Community needs to be central in our thinking - no matter what results we are trying to achieve in the world.
- Local governments rely on an engaged community for citizen safety and health
- Not-for-profits who work to end poverty or integrate immigrants depend on communities to be places of belonging and economic vibrancy
- Teachers educating children and faith community leaders who nurture people in their spiritual journeys cultivate community connection and care for one another to create safe places to learn and grow
- Businesses rely on their communities to offer great places for their employees to live and on a “business community” to build trust and foster a healthy climate for collaboration
"Community has a job to do," says Peter Block, "and it's up to us as caring and committed citizens to create the conditions for our communities to thrive."
Making community the point is a major undertaking. It requires us to make the common good a priority again. It calls for cooperation and collaboration. It asks that we place the well-being of all of us higher than the well-being of any single one of us. If we take community seriously, we must be willing to give up some control; listen to each other more; and, work together to move beyond simple Band-Aid solutions to shared concerns.
Policies and programs, that support community to do what it was meant to do, need to be identified and supported.

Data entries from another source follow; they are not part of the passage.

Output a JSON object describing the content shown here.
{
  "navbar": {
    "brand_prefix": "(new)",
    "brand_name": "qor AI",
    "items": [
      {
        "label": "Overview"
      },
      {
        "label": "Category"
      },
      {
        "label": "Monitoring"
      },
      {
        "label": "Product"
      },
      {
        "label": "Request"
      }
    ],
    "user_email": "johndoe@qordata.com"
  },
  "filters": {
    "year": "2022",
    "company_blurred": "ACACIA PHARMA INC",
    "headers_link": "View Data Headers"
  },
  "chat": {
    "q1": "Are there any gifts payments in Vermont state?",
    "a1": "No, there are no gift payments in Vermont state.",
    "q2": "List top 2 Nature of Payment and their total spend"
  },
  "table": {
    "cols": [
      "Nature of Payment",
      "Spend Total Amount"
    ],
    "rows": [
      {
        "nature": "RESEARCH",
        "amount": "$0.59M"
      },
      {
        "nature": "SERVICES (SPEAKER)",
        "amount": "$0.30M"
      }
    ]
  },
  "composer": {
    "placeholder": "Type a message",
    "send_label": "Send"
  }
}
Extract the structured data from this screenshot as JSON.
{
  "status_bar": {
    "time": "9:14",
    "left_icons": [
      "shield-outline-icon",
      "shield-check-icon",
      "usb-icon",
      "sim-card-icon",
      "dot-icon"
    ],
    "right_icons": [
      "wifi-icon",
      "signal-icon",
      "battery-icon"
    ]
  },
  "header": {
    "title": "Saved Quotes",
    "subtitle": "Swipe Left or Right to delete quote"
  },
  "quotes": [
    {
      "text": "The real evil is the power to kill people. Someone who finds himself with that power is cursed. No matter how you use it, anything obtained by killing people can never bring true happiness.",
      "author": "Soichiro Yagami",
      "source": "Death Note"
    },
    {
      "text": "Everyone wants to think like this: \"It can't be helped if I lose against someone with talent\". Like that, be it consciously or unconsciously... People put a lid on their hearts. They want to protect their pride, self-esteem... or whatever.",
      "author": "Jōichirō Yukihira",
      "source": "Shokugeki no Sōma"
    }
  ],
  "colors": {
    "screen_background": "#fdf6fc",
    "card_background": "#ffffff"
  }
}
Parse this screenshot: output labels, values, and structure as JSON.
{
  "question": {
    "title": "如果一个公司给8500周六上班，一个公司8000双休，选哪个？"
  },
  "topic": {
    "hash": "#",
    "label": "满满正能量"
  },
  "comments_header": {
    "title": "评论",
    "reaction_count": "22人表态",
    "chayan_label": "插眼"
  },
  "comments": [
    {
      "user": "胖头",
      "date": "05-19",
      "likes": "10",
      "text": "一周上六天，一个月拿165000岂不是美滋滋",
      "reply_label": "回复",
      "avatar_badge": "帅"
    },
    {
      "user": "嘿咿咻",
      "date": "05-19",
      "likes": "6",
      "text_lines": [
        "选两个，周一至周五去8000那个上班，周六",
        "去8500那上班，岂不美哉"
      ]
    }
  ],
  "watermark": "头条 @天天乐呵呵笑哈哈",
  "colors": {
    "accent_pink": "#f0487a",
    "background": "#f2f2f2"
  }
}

What is needed are policies that make it easier to make community the point. Policies that:
- Value the care provided by friends and neighbours equally to the care provided by paid staff;
- Acknowledge and support the reality that 80% of all care given today is provided by parents, friends and volunteers and recognizes that as our society ages the demand on these caregivers could reach a breaking point; and,
- Recognize the importance of place – regional economies and local solutions – as essential in addressing issues of food security, community health, safety and well-being.
What is needed are programs and inspirational ideas that recognize and integrate the power of community into our practices. Ideas like co-housing as a strategy to integrate seniors; neighbourhood watch and block parent programs to foster community safety; sharing initiatives that strengthen economies; and, neighbourhood associations that confront loneliness and promote recreation. We need to encourage innovations that place community at the center of our thinking rather than an assumed ingredient.
Together, these policies and programs will fuel a social movement that has already begun – a movement of tremendous importance – that offers an alternative to the dominant belief in competition, consumerism, and individualism. Community: Programs and Policies hopes to be a catalyst for this movement.
Join us in Kitchener from June 23-26 as we think and act together and advance the discipline of community-building that is at the centre of this desired shift in our collective thinking.